Dr. Swanson is an associate professor of pediatrics who trained in infectious diseases, tropical medicine, and public health/epidemiology. In Dr. Swanson graduated from Harvard Medical School in 1997, and completed his residency at Children’s Hospital and Research Centre at Oakland. He then served as a neonatal intensive care unit hospitalist at Stanford University Hospital. Later, he completed a postdoctoral fellowship in infectious disease at Washington University School of Medicine and Epidemiology at the Centers for Disease Control and Prevention. Dr. Swanson remains on faculty at University of Minnesota Division of Global Pediatrics, but is working fulltime in Arusha.
“Babies that are born early in [East Africa] are usually just assumed they’re not going to survive. I felt like we could change that narrative, we could change that story here,” Dr. Swanson said.
With a full range of advanced newborn support and one nurse per 1-3 babies, the Tanzania NICU at ALMC is able to achieve a survival rate of over 90%. This outcome represents the highest level of care available in Tanzania, which is among the most advanced in East Africa.
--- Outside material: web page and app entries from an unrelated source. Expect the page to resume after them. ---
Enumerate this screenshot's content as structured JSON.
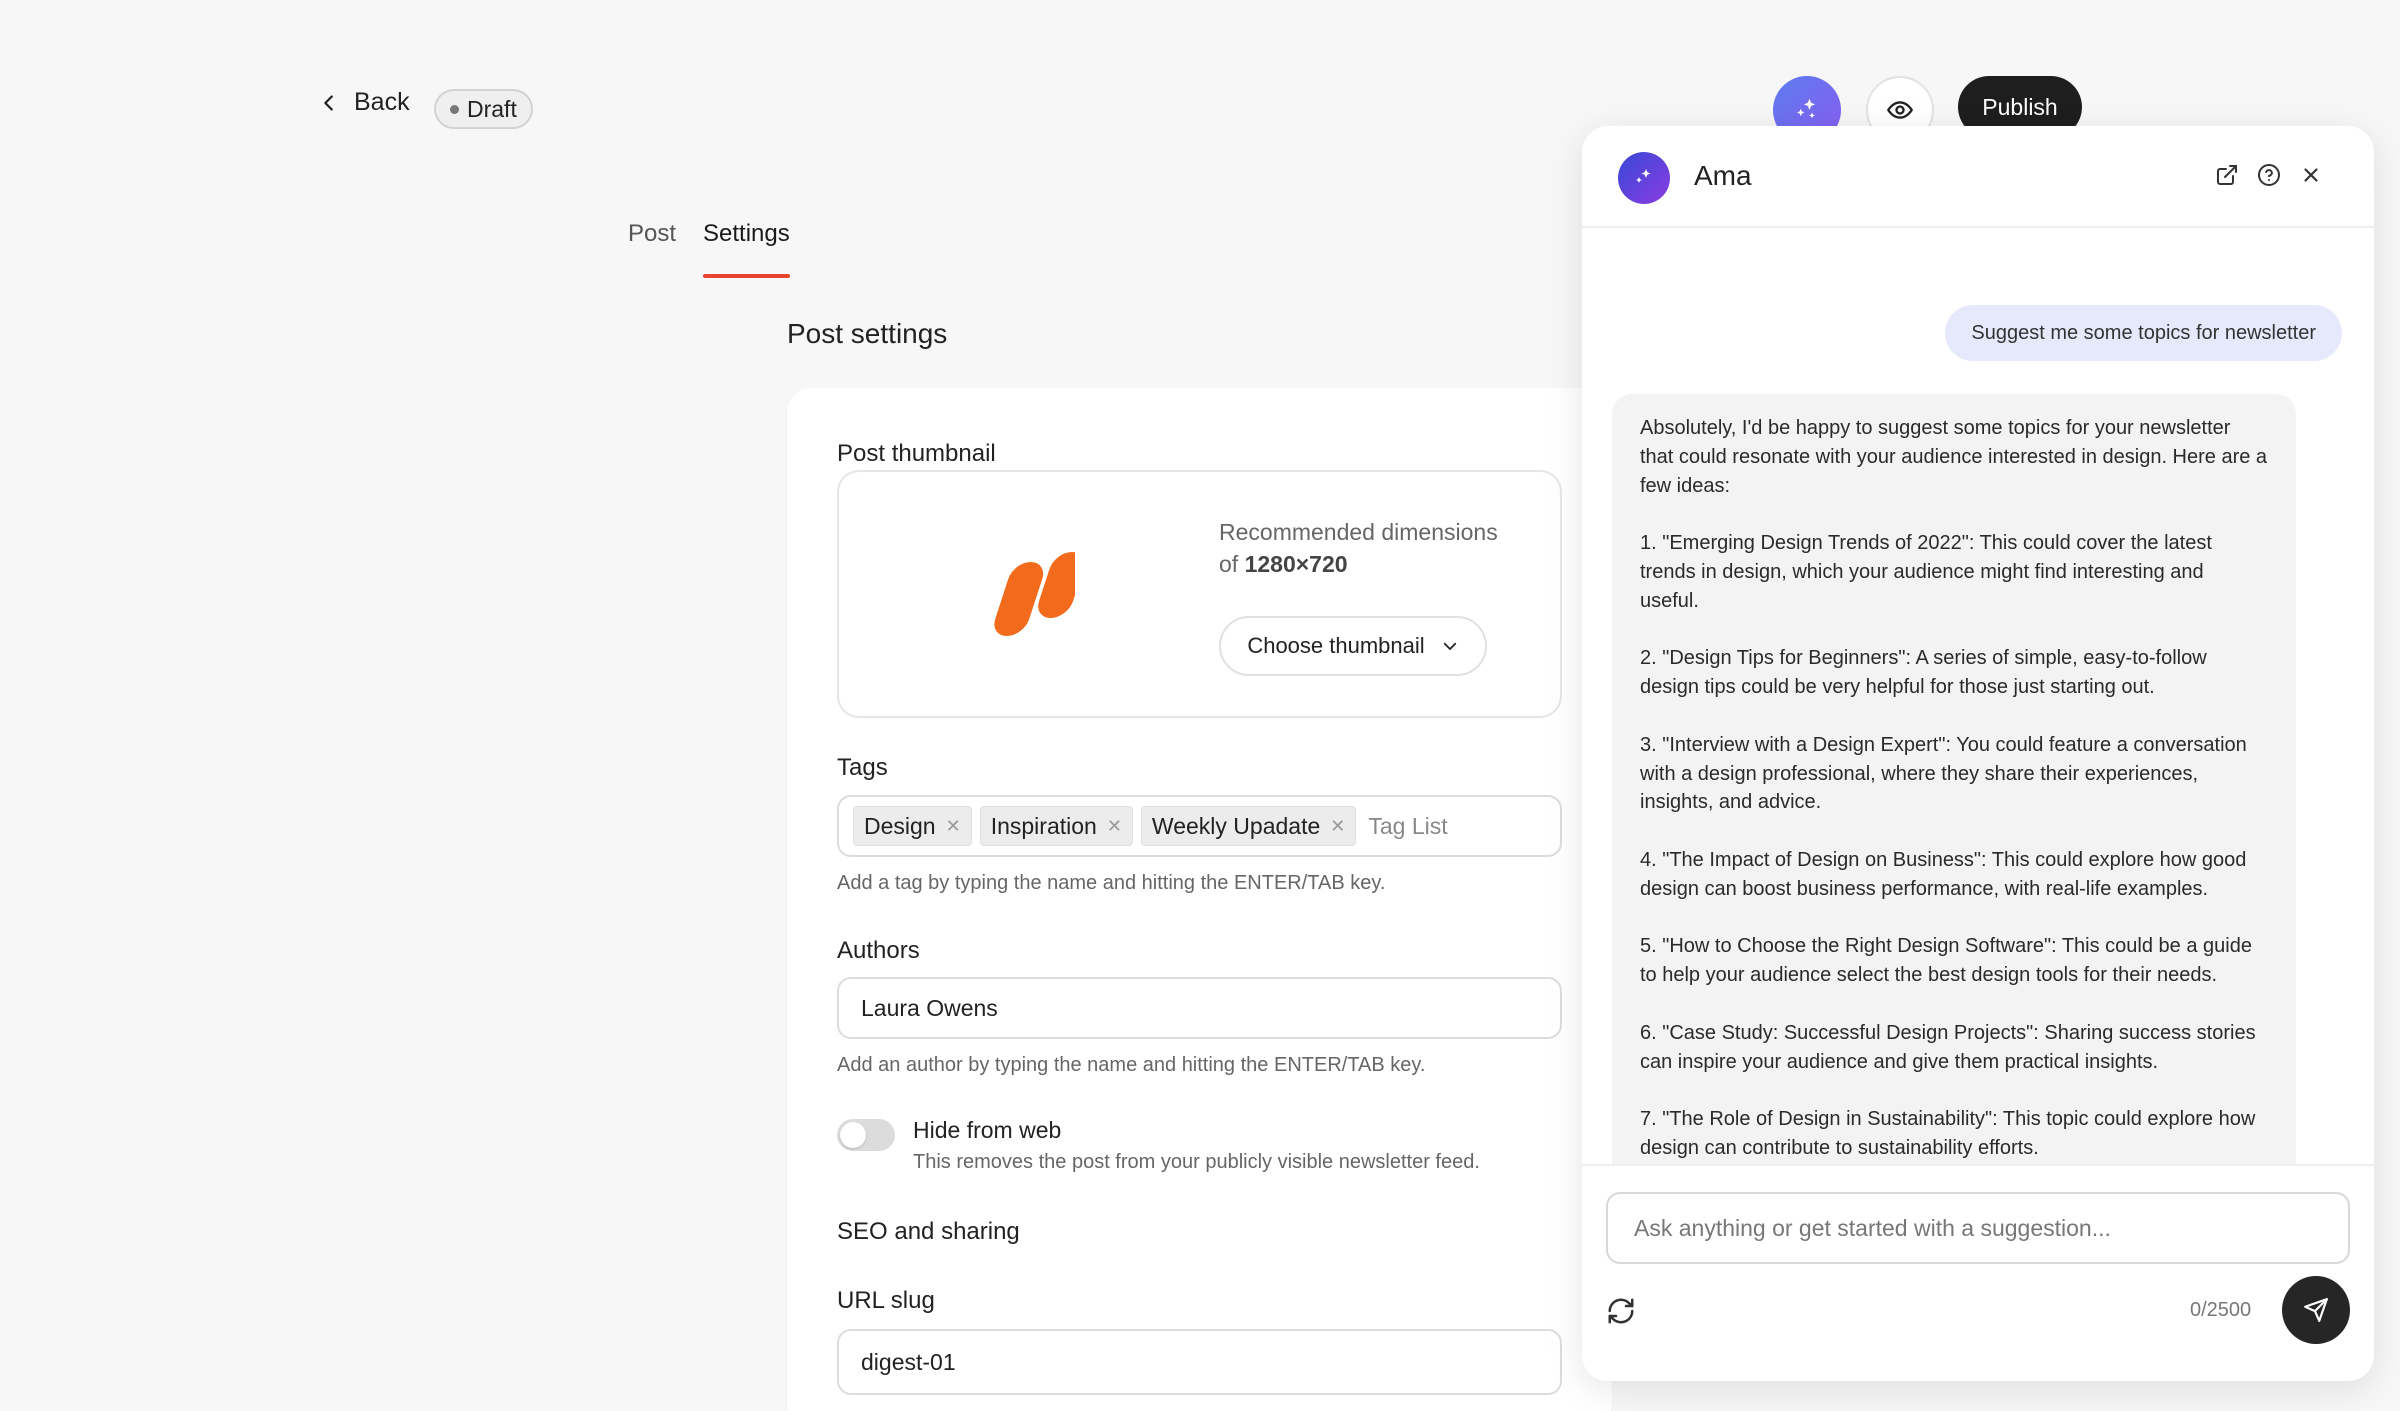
{
  "topbar": {
    "back_label": "Back",
    "status_badge": "Draft",
    "publish_label": "Publish"
  },
  "tabs": [
    {
      "label": "Post",
      "active": false
    },
    {
      "label": "Settings",
      "active": true
    }
  ],
  "settings": {
    "title": "Post settings",
    "thumbnail": {
      "label": "Post thumbnail",
      "recommended_text": "Recommended dimensions of",
      "recommended_size": "1280×720",
      "choose_label": "Choose thumbnail",
      "logo_color": "#f26a1b"
    },
    "tags": {
      "label": "Tags",
      "chips": [
        "Design",
        "Inspiration",
        "Weekly Upadate"
      ],
      "placeholder": "Tag List",
      "help": "Add a tag by typing the name and hitting the ENTER/TAB key."
    },
    "authors": {
      "label": "Authors",
      "value": "Laura Owens",
      "help": "Add an author by typing the name and hitting the ENTER/TAB key."
    },
    "hide_from_web": {
      "title": "Hide from web",
      "description": "This removes the post from your publicly visible newsletter feed.",
      "enabled": false
    },
    "seo": {
      "label": "SEO and sharing",
      "url_slug_label": "URL slug",
      "url_slug_value": "digest-01"
    }
  },
  "chat": {
    "name": "Ama",
    "user_message": "Suggest me some topics for newsletter",
    "ai_paragraphs": [
      "Absolutely, I'd be happy to suggest some topics for your newsletter that could resonate with your audience interested in design. Here are a few ideas:",
      "1. \"Emerging Design Trends of 2022\": This could cover the latest trends in design, which your audience might find interesting and useful.",
      "2. \"Design Tips for Beginners\": A series of simple, easy-to-follow design tips could be very helpful for those just starting out.",
      "3. \"Interview with a Design Expert\": You could feature a conversation with a design professional, where they share their experiences, insights, and advice.",
      "4. \"The Impact of Design on Business\": This could explore how good design can boost business performance, with real-life examples.",
      "5. \"How to Choose the Right Design Software\": This could be a guide to help your audience select the best design tools for their needs.",
      "6. \"Case Study: Successful Design Projects\": Sharing success stories can inspire your audience and give them practical insights.",
      "7. \"The Role of Design in Sustainability\": This topic could explore how design can contribute to sustainability efforts."
    ],
    "input_placeholder": "Ask anything or get started with a suggestion...",
    "counter": "0/2500"
  },
  "colors": {
    "accent_tab_underline": "#e8452c",
    "publish_bg": "#1e1e1e",
    "user_bubble": "#e5e9fb"
  }
}
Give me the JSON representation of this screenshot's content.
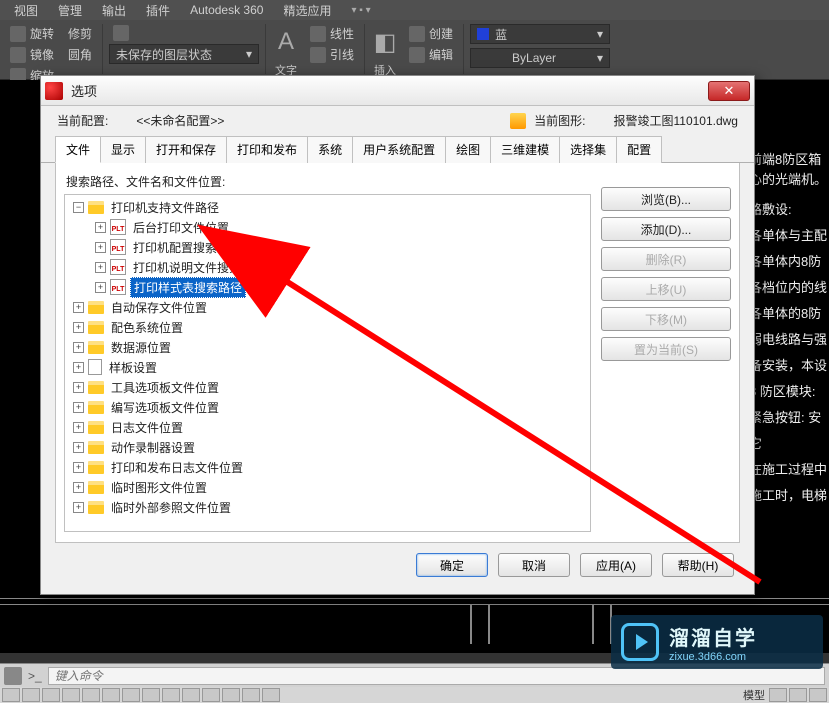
{
  "menubar": [
    "视图",
    "管理",
    "输出",
    "插件",
    "Autodesk 360",
    "精选应用"
  ],
  "ribbon": {
    "group1": [
      "旋转",
      "修剪"
    ],
    "group2": [
      "镜像",
      "圆角"
    ],
    "group3_label": "缩放",
    "mod_label": "修",
    "layer_state": "未保存的图层状态",
    "big_labels": {
      "text": "文字",
      "leader": "引线",
      "insert": "插入"
    },
    "group_line": [
      "线性",
      "创建"
    ],
    "group_line2": [
      "引线",
      "编辑"
    ],
    "color_label": "蓝",
    "bylayer": "ByLayer"
  },
  "dialog": {
    "title": "选项",
    "profile_label": "当前配置:",
    "profile_value": "<<未命名配置>>",
    "drawing_label": "当前图形:",
    "drawing_value": "报警竣工图110101.dwg",
    "tabs": [
      "文件",
      "显示",
      "打开和保存",
      "打印和发布",
      "系统",
      "用户系统配置",
      "绘图",
      "三维建模",
      "选择集",
      "配置"
    ],
    "active_tab": 0,
    "tree_label": "搜索路径、文件名和文件位置:",
    "tree": {
      "root_a": "打印机支持文件路径",
      "a1": "后台打印文件位置",
      "a2": "打印机配置搜索路径",
      "a3": "打印机说明文件搜索路径",
      "a4": "打印样式表搜索路径",
      "b": "自动保存文件位置",
      "c": "配色系统位置",
      "d": "数据源位置",
      "e": "样板设置",
      "f": "工具选项板文件位置",
      "g": "编写选项板文件位置",
      "h": "日志文件位置",
      "i": "动作录制器设置",
      "j": "打印和发布日志文件位置",
      "k": "临时图形文件位置",
      "l": "临时外部参照文件位置"
    },
    "buttons": {
      "browse": "浏览(B)...",
      "add": "添加(D)...",
      "remove": "删除(R)",
      "moveup": "上移(U)",
      "movedown": "下移(M)",
      "setcurrent": "置为当前(S)"
    },
    "footer": {
      "ok": "确定",
      "cancel": "取消",
      "apply": "应用(A)",
      "help": "帮助(H)"
    }
  },
  "canvas_text": [
    "前端8防区箱",
    "心的光端机。",
    "路敷设:",
    "各单体与主配",
    "各单体内8防",
    "各档位内的线",
    "各单体的8防",
    "弱电线路与强",
    "备安装，本设",
    "8 防区模块:",
    "紧急按钮: 安",
    "它",
    "在施工过程中",
    "施工时，电梯"
  ],
  "watermark": {
    "title": "溜溜自学",
    "url": "zixue.3d66.com"
  },
  "cmdline": {
    "placeholder": "键入命令"
  },
  "statusbar": {
    "model": "模型"
  }
}
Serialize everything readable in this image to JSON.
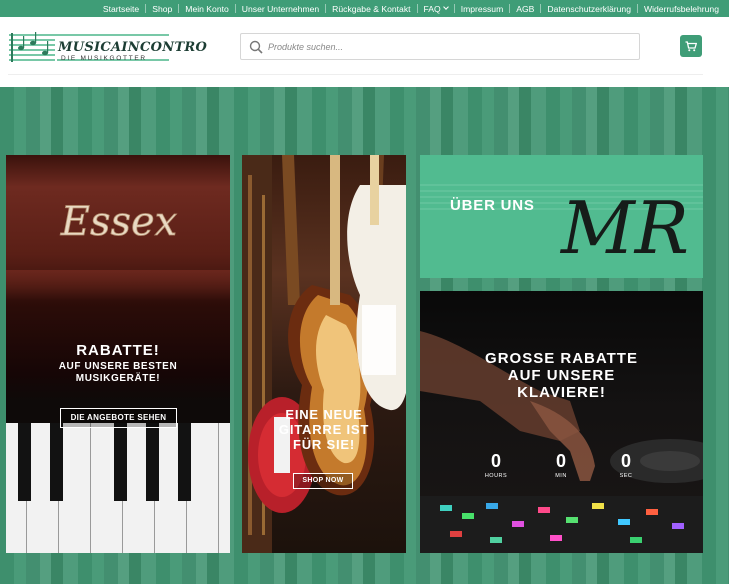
{
  "topnav": [
    "Startseite",
    "Shop",
    "Mein Konto",
    "Unser Unternehmen",
    "Rückgabe & Kontakt",
    "FAQ",
    "Impressum",
    "AGB",
    "Datenschutzerklärung",
    "Widerrufsbelehrung"
  ],
  "logo": {
    "title": "MUSICAINCONTRO",
    "subtitle": "DIE MUSIKGOTTER"
  },
  "search": {
    "placeholder": "Produkte suchen..."
  },
  "colors": {
    "brand_green": "#3f9d77",
    "tile_green": "#51bb90"
  },
  "tiles": {
    "piano": {
      "brand": "Essex",
      "headline": "RABATTE!",
      "subline_1": "AUF UNSERE BESTEN",
      "subline_2": "MUSIKGERÄTE!",
      "button": "DIE ANGEBOTE SEHEN"
    },
    "guitar": {
      "line_1": "EINE NEUE",
      "line_2": "GITARRE IST",
      "line_3": "FÜR SIE!",
      "button": "SHOP NOW"
    },
    "about": {
      "title": "ÜBER UNS",
      "logo_text": "MR"
    },
    "dj": {
      "line_1": "GROSSE RABATTE",
      "line_2": "AUF UNSERE",
      "line_3": "KLAVIERE!",
      "countdown": [
        {
          "value": "0",
          "label": "HOURS"
        },
        {
          "value": "0",
          "label": "MIN"
        },
        {
          "value": "0",
          "label": "SEC"
        }
      ]
    }
  }
}
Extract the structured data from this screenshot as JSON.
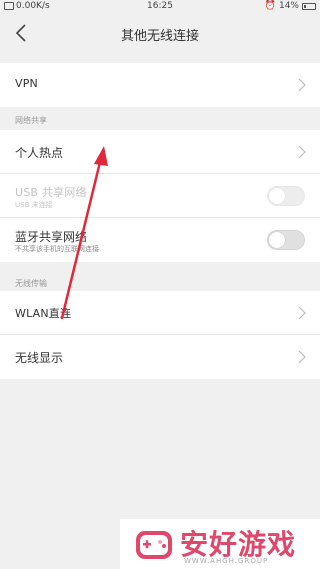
{
  "status_bar": {
    "left_text": "0.00K/s",
    "time": "16:25",
    "battery": "14%"
  },
  "header": {
    "title": "其他无线连接"
  },
  "vpn_section": {
    "vpn_label": "VPN"
  },
  "sharing_section": {
    "header": "网络共享",
    "hotspot_label": "个人热点",
    "usb_label": "USB 共享网络",
    "usb_sub": "USB 未连接",
    "bt_label": "蓝牙共享网络",
    "bt_sub": "不共享该手机的互联网连接"
  },
  "wireless_section": {
    "header": "无线传输",
    "wlan_direct_label": "WLAN直连",
    "wireless_display_label": "无线显示"
  },
  "watermark": {
    "name": "安好游戏",
    "sub": "WWW.AHGH.GROUP"
  },
  "colors": {
    "annotation_arrow": "#e0283a",
    "brand": "#e0486b"
  }
}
“Our NICU team and myself have a deeply held belief that every single child deserves the opportunity to go home with their mother. That every baby’s life has value. Whether they are born at 1kg or 3kg.” Dr. Swanson said. “We invest and take care of each of the babies in a team effort without regards to financial status or income. We are going to do everything possible to save the baby’s life no matter what.”
Much of this care is provided for free or at heavily subsidized rates. Arusha Lutheran Medical Centre’s NICU annual budget is less than the cost of treating a single baby in an American NICU for two weeks.
Happy to Support
Neotech was introduced to Dr. Swanson by two local, southern California Nurses who joined to serve in the Tanzania NICU. Once we heard Dr. Swanson’s story, we were happy to help in any way we could. Our relationship continues to grow and we help support their efforts with donations of RAM Cannulas, Little Suckers, and more. Their mission to help in Tanzania has, by extension, become our mission.
“We are so honored to be involved with Dr. Swanson and the NICU at ALMC,” said Neotech Manager of Business Development, Sara Dimmitt. “The work they do is truly an inspiration and we are proud to help make a difference for them.”
A New Era
Due to the incredible efforts of the Tanzania NICU at ALMC, the team is fielding requests from all over the country to help develop other NICUs. In November of 2018, Tanzania will host its first-ever conference on neonatology. The conference will help to raise awareness of the special-needs of premature babies and the simple interventions that can be made. The ALMC NICU team will be one of the primary groups teaching at the national conference. In fact, they were the driving force behind the neonatology conversation. Organizers have titled the conference, “Every Breath Counts.”